The study would include an examination of the appropriateness of the definitions of disability under both titles a nd the advantages and disadvantages of alternative definitions.

Requires the Commissioner, through the appropriate entity, to issue an interim report and a final report of the findings and recommendations resulting from the study to the President and the Congress, not later than 18 months and 24 months,respectively, from the date of the contract for such study.


Regular Report to INS on Illegal Aliens

  • Requires the Commissioner to report to Immigration and Naturalization Service (INS) no less than four times a year, and upon the request of the INS, the name, address, and other identifying information of every individual the Commissioner knows to be in the United States illegally. In addition, States with State supplementary agreements under section 1616(a) must agree to do the same.

Prohibition on Payment of Federal Benefits to Certain Persons

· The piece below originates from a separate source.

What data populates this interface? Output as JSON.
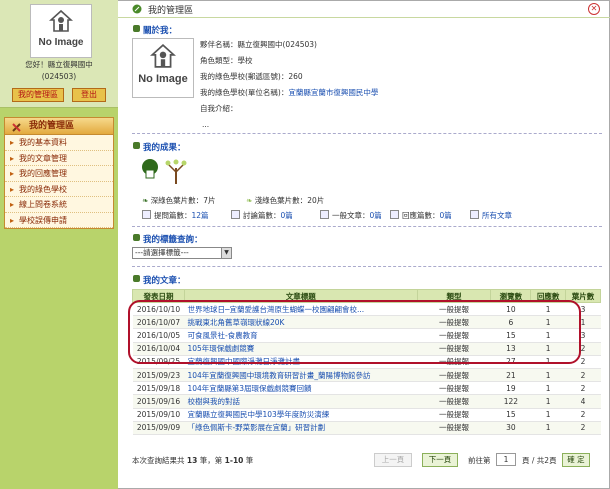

  • Generally prohibits payment of Federal benefits, including Social Security benefits, to any alien who is not a "qualified alien", i.e., an alien lawfully admitted for permanent residence, an alien whose deportation has been withheld under section 243(h) of the INA, an asylee, a refugee, or a parolee who has been paroled for a period of at least 1 year. However, this prohibition does not apply to Social Security benefits: (1) if payable to an alien lawfully present in the u.s.; (2) if nonpayment would contravene an international Social Security agreement; (3) if paymen t to an alien outside the U.S. is authorized under current law; or (4) if entitlement is based on an application filed in or before the month of enactment.

Expansion of the Federal Parent Locator Service

  • Requires HHS to transmit to SSA, for verification purposes, certain information about individuals and employers maint ained under the Feder al Parent Locator Service. SSA would be required to verify the accuracy of, correct, or supply to the extent possible, and report to HHS the name, SSN, and birth date of individuals and the employer identification number of employers. SSA would be reimbursed by HHS for the cost of this verification service.

Collection and Use of SSNs for Use in Child Support Enforcement

  • Provides that State child support enforcement procedures would have to require that the SSN of any applicant for a professional license, commercial driver's license, occupational license, or marriage license be recorded on the application. The SSN of any person subject to a divorce decree, support order, or paternity determination or acknowledgement would have to be placed in the pertinent records. SSN's would also have to be recorded on death certificates.